Within the very first minute, we are made aware that June (Kat Tait) who works in pharmaceuticals wears a subtle competition with her husband Max (Blake La Burniy), for her daughter’s affections. Max who spends most of his time at home with Cynthia (Charlotte Stent) has the unfair advantage of the time to his side. It’s a cold marriage, and the very thing that holds it together is what keeps the war alive as well. While a slew of fight ensues between them, their lives flip over as Cynthia ingests pills that accidentally become accessible to her.
In a desperate attempt to see their daughter again, Max takes those very pills that killed her – the Amber pill, manufactured by June’s company. The scene is written well and carries a horrific abruptness to it. But with La Burniy’s loud performance and Tait’s flat one – the yelling doesn’t stop once it has begun and with Tait being toneless, denying us a sense of finality or tragedy, the scene becomes visibly discomforting, as intended.

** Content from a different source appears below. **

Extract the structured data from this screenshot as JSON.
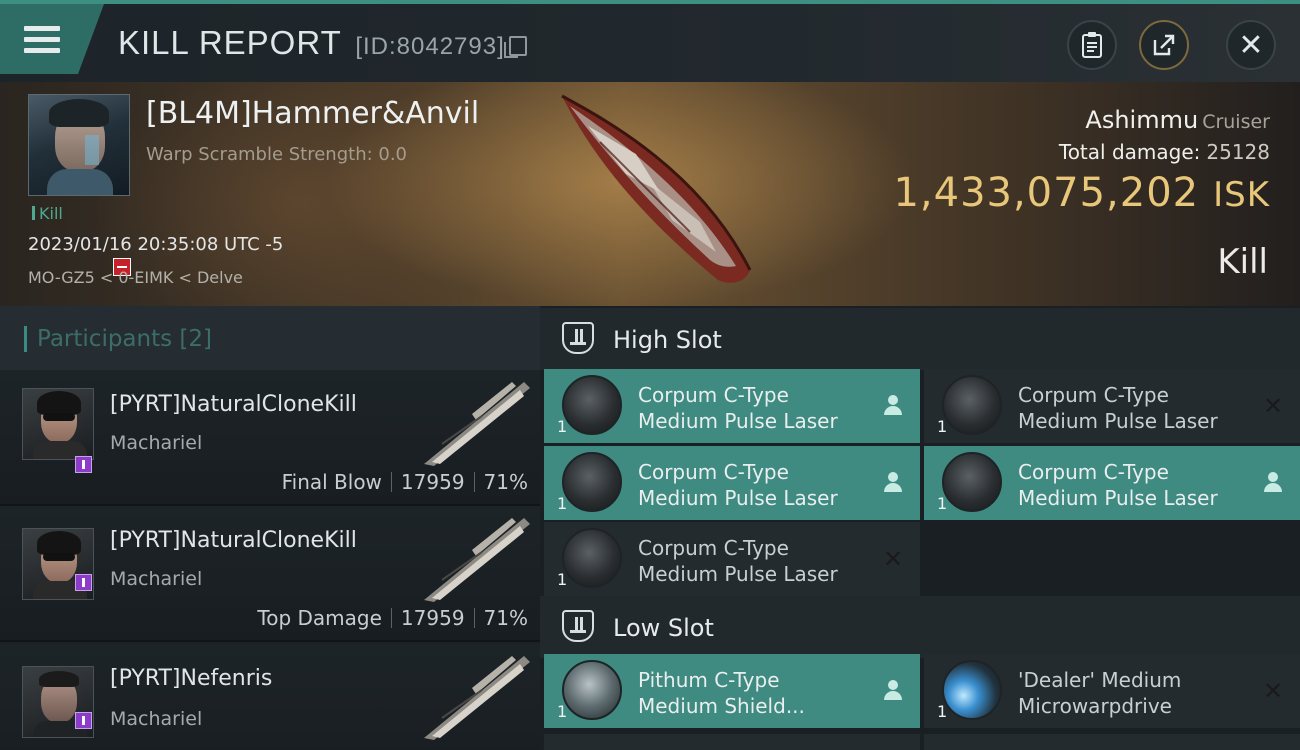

The camera has a sense of calmness to it until it loses Cynthia. Thereafter it turns into unsteadiness, which although deliberate might seem redundant after a point. Even when Cynthia is alive, ‘After She’s Gone’ uses a green palette to signal the oncoming tragedy. Contrasted with the rosy pinks of Cynthia’s presence, it is a stark reminder of the emptiness in Max and June’s lives.
La Burniy’s charming chemistry with Charlotte Stent’s Cynthia feels authentic, while that with Tait has the appropriate air of sour resentment. Tait portrays her character with a steely fierceness but falls into wooden delivery in the most inopportune of moments. When June does break down, her pain is expressed with an appreciable awkwardness, as though crying is not an oft-used channel here. The botched background score has, however, hijacked the gravity of many a scene throughout the film, and it is disappointingly evident in the manufactured air of its closing sequence. The sincerest performance perhaps comes from Stent; amidst the laugh and giggle-filled screen-time, she pulls off worried eyes and unaffected smiles with a touching maturity, bringing depth to a stock character.
After she’s gone, there is a real reason to believe in Max and June’s despair, as well as to see the faintest hope for healing this and years of wounds.#ShortFilmReview: 'After She's Gone' is waiting for that elusive absolution from pain and loss… Click To Tweet
Watch After She’s Gone Short Film